As the first skater is announced the next skater will be brought to a place where he/she can hear the music for a third time, but will not be able to view the performance of the skater preceding him/her.
This procedure will continue for all skaters in the group. Programs will be judged on artistic impression, choreography and pattern, creativity, musical in-terpretation, posture and carriage.
Showcase Type of Events
Programs are intended to enhance the skater’s artistry and interpretation of the music rather than focusing just on the technical difficulty. Skating attire must fit the program and be appropriate for a family event. The idea is to entertain the audience.
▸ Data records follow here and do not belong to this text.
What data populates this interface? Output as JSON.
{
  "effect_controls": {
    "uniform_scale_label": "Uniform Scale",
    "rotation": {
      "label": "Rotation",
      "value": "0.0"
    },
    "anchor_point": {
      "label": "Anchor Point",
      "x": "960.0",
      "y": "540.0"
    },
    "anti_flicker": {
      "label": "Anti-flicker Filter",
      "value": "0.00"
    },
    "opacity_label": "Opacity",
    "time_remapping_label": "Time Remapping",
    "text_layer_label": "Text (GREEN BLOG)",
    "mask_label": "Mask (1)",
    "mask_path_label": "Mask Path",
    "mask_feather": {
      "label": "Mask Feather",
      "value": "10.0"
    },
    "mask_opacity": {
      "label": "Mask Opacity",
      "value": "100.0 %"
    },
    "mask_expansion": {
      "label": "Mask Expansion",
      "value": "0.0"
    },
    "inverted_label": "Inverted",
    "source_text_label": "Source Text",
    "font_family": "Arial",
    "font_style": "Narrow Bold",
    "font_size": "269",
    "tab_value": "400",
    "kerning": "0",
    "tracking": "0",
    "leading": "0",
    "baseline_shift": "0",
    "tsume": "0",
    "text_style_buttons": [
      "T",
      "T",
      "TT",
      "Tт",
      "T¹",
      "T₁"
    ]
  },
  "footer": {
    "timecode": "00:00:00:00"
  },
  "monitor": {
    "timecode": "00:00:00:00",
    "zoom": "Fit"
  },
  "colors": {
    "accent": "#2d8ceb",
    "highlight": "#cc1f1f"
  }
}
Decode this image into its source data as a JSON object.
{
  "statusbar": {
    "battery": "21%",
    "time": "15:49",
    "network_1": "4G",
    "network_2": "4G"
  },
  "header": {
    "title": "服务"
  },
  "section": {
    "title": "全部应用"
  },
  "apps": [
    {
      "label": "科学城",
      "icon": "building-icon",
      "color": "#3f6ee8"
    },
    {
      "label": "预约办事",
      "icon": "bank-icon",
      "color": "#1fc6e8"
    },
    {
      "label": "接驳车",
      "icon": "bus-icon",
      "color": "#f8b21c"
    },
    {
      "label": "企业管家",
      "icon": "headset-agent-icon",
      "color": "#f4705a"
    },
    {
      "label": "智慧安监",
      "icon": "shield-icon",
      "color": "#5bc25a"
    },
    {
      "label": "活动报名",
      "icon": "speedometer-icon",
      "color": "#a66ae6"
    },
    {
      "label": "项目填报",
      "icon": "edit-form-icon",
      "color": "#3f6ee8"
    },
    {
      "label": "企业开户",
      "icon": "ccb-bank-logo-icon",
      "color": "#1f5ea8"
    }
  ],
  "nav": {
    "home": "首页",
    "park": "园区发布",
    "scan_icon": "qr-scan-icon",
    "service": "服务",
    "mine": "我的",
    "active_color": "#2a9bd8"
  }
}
Hand held props (no glass objects) are allowed and can be set down on the ice. Except for Theater on Ice, no props may remain on the ice for the entire program. All programs will be skated on full ice. Vocal music is permitted.
Light & Dramatic Events
Light programs should have a “feel good” nature compared to Dramatic programs that should be more serious or melancholy in nature. Movements are to be selected for their value in enhancing the skater's artistry and interpretation of the music rather than for the technical difficulty of an element that is poorly executed or lacks any relevance to the musical score.
There are no requirements for jumps and spins, except that the difficulty may not exceed the equivalent free skating level. Cartwheels are permitted. Credit for jumps or spins will be based solely on the choreographic effectiveness.
➢ Light, Dramatic, and Interpretive level events; No minimum time
➢ Freeskate 1 – Preliminary; Time 1:40 Maximum
➢ Pre-Juvenile – Novice; Time 2:10 Maximum
➢ Junior – Senior; Time 2:40 Maximum
➢ Adult; Time 1:40 Maximum
The following resource articles discuss efforts to introduce performance skills into a well balanced and choreographed figure skating program.
Information About Competitions with the Bozeman Figure Skating Club The artistic programs usually music with or without words.
Event Eligibility Rules - Ice Skating Institute
PDF 2011 Desert Ice Open Competition May April 24, 2011 Place 1st through 4th in one of our singles artistic events. 2) Have passed the Preliminary Free Skate test or Adult Interpretive Free. Sanctioned by Skate Canada and USFS. Sanctioned by Skate Canada and USFS.
PDF U.S. Figure Skating entertainment/comedy Adult Figure Skating Championships. All four events are sanctioned by U.S. Figure ...interpretive free skate, adult artistic/dramatic ...
ISI NATIONAL COMPETITION INFORMATION ARTISTIC SOLO 1-10. Skaters perform a program to music with emphasis on strong ..... in those events – along with Artistic, Footwork, Interpretive, etc. ...
PDF ANNOUNCEMENT 2010 ORANGE COUNTY FIGURE SKATING July 19, 2010 You may access this by going to the club's web site. Free Skating. Pairs. Artistic. Interpretive. Dance, and Adult Events.
Summer Competition - Sun Valley Figure Skating Club Events will be offered Basic Skills through Senior. Compulsory, Artistic, Free skating, Showcase and Interpretive.
Download Competition Entry Applications:
1st Annual Independence Spring Classic Basic Skills Competition
Skate KC Basic Skills Competition Sunday, April 3 for Basic Eights Level 1
Skate KC 2011 Competition USFS Beginners through Senior Level
Sun Valley Winter Games Announcement
Choreography and Artistic Performances
Learn to Skate Program
Table of Contents - Basic Skills Bridge Program Handbook
The following internet links have been gleaned from personal communications
combined with information from public institutions and athletic organizations/
associations that have a web presence with information concerning team and
individual sports programs:
All materials are copy protected.
The limited use of the materials for education purposes is allowed providing
credit is given for the source of the materials.